I dryly note that progressives became so hated during the last century, they needed to rebrand themselves. They chose "Liberal" to next redefine and abuse. But their intent was not to elevate Classic Western Liberalism that emphasized the individual and rights granted by God but the regressive idea that the individual should be subservient to the collective which would grant (and therefore, could revoke) those rights, which otherwise should be held inviolate, including the right to private property. And as we know, they blew that word up and have retreated to the original word, progressive. Either way, I call them incremental socialists.
The Hathaway House situation in Laconia provides us with yet another GRAND example of people absconding with a word's original meaning: "stakeholder". Previously viewed as simply a person that held the stakes for erecting a tent or a fence, they have redefined its usage by involving themselves into "the process" as "interested and involved citizens". At the national and international level, they are generally known as Non-Governmental Organizations. Think of the EPA, its royal decrees (void of legislation) — and the environmental groups that insert themselves and "advise" on policy. Even though they have no ownership interest in property whose value may well be diminished, they have no problem in helping to promulgate regulations that diminishes the rights of the owners to use that property. They call themselves "advocates" — we used to call these people busybodies.

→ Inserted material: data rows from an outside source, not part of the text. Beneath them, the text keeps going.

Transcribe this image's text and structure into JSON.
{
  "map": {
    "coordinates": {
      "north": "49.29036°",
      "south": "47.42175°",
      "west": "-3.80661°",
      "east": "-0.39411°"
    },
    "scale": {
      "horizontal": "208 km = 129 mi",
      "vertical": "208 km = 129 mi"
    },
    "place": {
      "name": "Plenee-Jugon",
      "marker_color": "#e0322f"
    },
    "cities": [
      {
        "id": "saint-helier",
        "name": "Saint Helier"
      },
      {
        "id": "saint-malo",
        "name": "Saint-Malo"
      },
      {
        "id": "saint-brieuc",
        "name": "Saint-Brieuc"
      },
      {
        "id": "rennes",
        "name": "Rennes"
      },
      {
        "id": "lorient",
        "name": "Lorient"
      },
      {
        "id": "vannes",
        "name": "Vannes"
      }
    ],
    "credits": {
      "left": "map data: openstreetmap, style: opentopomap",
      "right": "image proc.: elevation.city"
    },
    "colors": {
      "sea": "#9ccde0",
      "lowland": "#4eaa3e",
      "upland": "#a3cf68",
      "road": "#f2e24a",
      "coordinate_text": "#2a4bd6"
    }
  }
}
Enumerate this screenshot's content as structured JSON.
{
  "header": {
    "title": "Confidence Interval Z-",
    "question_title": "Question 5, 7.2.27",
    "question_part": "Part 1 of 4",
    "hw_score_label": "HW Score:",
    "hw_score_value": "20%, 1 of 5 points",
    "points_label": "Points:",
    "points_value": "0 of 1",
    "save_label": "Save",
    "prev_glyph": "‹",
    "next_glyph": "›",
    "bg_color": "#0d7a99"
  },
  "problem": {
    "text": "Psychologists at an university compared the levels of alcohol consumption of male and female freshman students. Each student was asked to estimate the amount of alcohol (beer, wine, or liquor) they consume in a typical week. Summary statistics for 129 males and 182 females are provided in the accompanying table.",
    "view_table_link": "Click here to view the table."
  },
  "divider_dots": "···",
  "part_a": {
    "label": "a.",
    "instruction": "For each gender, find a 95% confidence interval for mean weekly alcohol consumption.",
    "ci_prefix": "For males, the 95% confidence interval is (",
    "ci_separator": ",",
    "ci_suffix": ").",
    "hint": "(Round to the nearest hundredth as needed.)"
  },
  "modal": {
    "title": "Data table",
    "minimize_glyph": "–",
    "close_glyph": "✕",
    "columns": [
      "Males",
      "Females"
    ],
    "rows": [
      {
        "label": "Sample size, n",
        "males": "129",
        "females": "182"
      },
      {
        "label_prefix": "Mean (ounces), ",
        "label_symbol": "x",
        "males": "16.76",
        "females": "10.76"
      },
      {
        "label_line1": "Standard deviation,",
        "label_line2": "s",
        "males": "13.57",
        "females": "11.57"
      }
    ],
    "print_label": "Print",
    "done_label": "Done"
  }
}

"Stakeholders" exist locally as well and have decided this building must be saved 'for posterity" and "historical purposes" — but put the entire financial burden upon the property owner and none on themselves. In other words, people like Pam Clark and Dorothy Duffy show a lack of respect of the right to private property (oft said that if we did not have such a right, we would not have freedom either as the Declaration of Independence was first drafted as "the Pursuit of Property"). They seem intent, in their communitarian-styled letters, to want to effectively deny the owner the use (or destruction) of their own property. One could consider this "theft without actual taking", for if control is taken away, what is the good of ownership?
They also have no problem in "hurting the little people" with their boycott call — the employees. Nice to see these communitarians are willing to up the local unemployment rate. Tell you what, Ms. Clark and Ms. Duffy — if you don't like what the owner is doing, reach into your own collective pockets and buy it. And perform the maintenance that you are screaming about if it is that important to you.
For then, you'd stop being busybodies and be property owners. Maybe.
Last Updated on Tuesday, 21 January 2014 09:39
To The Daily Sun,
This is in response to Niel Young's letter of Friday. I dryly note that while Jane Cormier may be in his "NOT friends" category (a rather large set of people, I imagine), I am quite sure I rate much lower than that (if at all, eh Niel?).
That said, ditto pretty much the rest of what he said; my vote is going to the conservative in the Special Election for District 1 Executive Council seat — Joe Kenney. He knows how the state political system runs, the doggedness and discipline of a prior Marine, and the conservative values as a foundation. It is time to elect someone who follows and stands by his values instead of the go-along-to-get-along mantra that waver in any political breeze.
He certainly has my endorsement.
Last Updated on Monday, 20 January 2014 11:56